There’s just one little problem: you are reporting on a series of programs. Even though reporting shows you are becoming a better marketer, it doesn’t show how marketing, overall, is progressively improving your company’s position.
Here are the five metrics you should be tracking. These metrics can all be measured outside of individual programs and most programs can contribute against one, or all, of these metrics.
Does Your Audience Know You
Unless you are Google, IBM or Oracle, there’s a good chance part of your market doesn’t really know you exist. If this metric isn’t changing over time, you have a major issue.
If you measure awareness with a traditional survey, ensure you are tracking at least brand awareness and consideration.
If you cannot afford to measure it through traditional surveys, use brand searches (reported by Google tools) and branded search traffic (use Google Webmaster Tools to avoid the impact of logged in users) as a very rough but useful proxy over time.
Is Your Traffic Growing
Today, if no one visits your site, you don’t matter. Yes, this is a gross generalization, but all else equal, increasing traffic is a very good sign for your business.
Pay attention to where traffic is coming from. An increase or decrease in traffic from advertising campaigns is far less important than a change in organic and referral traffic.
Do Your Visitors Convert
You want people to actually do something when they reach your site, right? Since you are in B2B marketing, you probably want them to register. The number of registrations, and the accompanying registration rate, is key. In fact, if you can only measure ONE metric, measure this one.
Pay attention to how your conversion rate changes over time and how it varies by traffic source and landing page to differentiate between improvements in your traffic mix and in the effectiveness of your site.
Conversion rate optimization, including A/B testing, is one of the most cost effective investments you can make once you have sufficient site traffic.
Are You Getting The Right People

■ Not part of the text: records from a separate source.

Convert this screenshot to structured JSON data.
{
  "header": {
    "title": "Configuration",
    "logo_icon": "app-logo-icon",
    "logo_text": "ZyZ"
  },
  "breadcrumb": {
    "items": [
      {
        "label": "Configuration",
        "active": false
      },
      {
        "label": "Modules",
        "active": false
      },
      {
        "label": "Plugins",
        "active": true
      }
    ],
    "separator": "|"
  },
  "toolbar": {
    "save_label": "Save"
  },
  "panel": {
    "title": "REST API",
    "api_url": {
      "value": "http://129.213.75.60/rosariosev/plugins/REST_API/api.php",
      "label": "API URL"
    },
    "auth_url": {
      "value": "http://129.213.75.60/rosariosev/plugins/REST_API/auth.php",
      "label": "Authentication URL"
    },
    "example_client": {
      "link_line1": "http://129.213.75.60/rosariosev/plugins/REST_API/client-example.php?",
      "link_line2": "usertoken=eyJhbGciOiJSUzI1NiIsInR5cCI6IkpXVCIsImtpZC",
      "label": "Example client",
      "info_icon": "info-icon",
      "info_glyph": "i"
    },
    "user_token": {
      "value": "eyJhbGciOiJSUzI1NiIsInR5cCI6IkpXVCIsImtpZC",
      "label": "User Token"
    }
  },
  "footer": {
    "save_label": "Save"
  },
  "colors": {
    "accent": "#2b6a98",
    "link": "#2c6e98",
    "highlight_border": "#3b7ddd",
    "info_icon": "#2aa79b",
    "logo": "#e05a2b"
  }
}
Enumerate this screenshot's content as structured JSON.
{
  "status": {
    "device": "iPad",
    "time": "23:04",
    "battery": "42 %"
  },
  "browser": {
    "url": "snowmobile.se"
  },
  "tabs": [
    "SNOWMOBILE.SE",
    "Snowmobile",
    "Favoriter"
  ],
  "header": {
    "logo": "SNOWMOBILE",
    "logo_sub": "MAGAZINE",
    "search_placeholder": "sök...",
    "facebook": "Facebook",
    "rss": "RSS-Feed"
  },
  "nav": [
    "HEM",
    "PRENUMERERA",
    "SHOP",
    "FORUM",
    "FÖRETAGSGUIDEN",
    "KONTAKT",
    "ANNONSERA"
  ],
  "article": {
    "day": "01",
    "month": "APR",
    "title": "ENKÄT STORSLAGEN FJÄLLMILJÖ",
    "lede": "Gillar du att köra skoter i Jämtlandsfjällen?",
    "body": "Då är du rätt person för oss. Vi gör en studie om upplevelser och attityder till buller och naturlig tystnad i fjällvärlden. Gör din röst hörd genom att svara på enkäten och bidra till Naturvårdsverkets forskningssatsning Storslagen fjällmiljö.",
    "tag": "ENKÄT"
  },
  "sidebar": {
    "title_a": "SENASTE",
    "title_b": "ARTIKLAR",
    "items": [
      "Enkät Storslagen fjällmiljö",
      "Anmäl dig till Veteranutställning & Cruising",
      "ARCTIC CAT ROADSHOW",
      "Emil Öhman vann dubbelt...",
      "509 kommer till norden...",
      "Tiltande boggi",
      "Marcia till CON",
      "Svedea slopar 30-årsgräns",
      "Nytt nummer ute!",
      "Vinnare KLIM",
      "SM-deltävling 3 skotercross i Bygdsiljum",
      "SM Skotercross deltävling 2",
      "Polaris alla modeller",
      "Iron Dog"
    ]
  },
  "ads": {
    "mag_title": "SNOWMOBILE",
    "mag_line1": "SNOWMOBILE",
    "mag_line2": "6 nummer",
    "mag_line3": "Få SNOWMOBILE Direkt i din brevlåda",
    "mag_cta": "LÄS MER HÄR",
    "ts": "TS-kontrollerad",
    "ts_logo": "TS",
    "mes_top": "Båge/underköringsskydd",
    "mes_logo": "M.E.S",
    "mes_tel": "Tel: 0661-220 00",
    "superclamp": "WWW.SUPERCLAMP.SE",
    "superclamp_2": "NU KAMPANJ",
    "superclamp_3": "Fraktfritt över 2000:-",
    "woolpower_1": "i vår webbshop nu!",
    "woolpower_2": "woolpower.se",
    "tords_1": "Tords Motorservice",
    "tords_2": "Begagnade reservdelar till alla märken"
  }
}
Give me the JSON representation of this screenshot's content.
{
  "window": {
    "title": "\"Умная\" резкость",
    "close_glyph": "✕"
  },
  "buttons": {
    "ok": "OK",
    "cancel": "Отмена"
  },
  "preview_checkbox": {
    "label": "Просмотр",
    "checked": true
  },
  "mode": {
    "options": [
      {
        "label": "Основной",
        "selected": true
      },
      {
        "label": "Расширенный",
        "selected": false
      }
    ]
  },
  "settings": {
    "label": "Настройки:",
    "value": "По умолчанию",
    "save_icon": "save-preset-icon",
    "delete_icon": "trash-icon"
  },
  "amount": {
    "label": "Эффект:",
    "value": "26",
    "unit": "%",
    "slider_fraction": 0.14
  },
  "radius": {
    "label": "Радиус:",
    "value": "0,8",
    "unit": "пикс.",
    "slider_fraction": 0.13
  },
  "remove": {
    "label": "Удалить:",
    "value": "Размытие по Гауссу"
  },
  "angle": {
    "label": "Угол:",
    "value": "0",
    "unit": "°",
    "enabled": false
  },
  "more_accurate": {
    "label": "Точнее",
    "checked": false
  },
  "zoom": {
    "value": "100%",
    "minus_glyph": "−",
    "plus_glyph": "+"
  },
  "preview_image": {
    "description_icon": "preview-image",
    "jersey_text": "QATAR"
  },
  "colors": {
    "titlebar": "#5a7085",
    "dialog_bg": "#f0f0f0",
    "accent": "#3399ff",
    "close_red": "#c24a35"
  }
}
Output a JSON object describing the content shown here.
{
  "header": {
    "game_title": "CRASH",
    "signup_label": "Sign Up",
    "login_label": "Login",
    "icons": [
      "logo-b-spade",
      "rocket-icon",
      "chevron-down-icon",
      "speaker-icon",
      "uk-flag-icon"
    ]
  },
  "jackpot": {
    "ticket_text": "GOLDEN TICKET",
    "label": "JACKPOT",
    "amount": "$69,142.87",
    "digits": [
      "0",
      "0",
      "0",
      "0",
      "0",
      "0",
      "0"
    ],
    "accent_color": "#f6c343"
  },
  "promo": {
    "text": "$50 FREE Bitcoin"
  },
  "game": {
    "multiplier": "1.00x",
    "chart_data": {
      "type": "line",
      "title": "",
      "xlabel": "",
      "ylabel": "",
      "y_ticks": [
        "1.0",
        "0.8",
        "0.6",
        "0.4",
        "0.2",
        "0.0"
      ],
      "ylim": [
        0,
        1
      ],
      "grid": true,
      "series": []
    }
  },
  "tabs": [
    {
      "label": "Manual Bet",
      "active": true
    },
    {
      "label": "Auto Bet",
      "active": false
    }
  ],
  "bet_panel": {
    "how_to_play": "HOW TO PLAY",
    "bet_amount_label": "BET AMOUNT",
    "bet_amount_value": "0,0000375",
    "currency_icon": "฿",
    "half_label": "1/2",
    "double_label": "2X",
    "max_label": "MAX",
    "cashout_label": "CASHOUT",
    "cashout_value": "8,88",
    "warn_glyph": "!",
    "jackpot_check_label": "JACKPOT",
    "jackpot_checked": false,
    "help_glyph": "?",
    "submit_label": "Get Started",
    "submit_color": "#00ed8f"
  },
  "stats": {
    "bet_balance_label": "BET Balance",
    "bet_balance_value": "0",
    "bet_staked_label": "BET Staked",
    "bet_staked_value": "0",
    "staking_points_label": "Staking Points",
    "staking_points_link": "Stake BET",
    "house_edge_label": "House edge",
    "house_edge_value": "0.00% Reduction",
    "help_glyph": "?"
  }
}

As you do a better job of reaching the right people, the percentage of contacts that become marketing qualified leads will increase. See the SiriusDecisions waterfall for a useful model of various lead stages.
You can always increase this conversion rate by focusing marketing on later stage sources of contacts, but with a robust marketing automation program in place, more contacts offset by a lower immediate conversion rate could be a good thing.
Is Your Sales Process Working
As your process improves, your conversion rate from marketing qualified lead to closed deal will improve as well.
Marketing contributed at least some of the current sales opportunities. You also provided content that supports the sale and likely established the initial overall perception of your company and product with the audience. If deals aren’t closing, look in the mirror before you point at sales.
Just Get Started
The important thing is to start tracking these metrics. There is not a good or bad value, simply a comparison to yourself last quarter or last year. But as you look across multiple quarters, or even multiple years, metrics like these that provide a measurement across your entire funnel will show the cumulative benefit of your marketing far better than a collection of program reports.
What other metrics do you track for long-term success of your marketing initiatives? Share your answer in the comments or with me on Twitter (@wittlake).
As the head of the Babcock & Jenkins media practice, Eric Wittlake focus on media strategy, planning, and management for integrated B2B marketing programs, as well as overall communication strategies for clients. He has 12 years of experience in digital media and advertising and has collaborated with a wide range of clients, including Intel, IBM, BMC Software, Ciena, CenturyLink, LinkedIn, Barclay’s Global Investors, Fidelity Investments, Vonage and Royal Caribbean. Prior to joining BNJ, he spent eight years with Media Contact while the agency grew from a startup with less than 40 people to a global digital media firm.
This post originally appeared on Eric Wittlake’s blog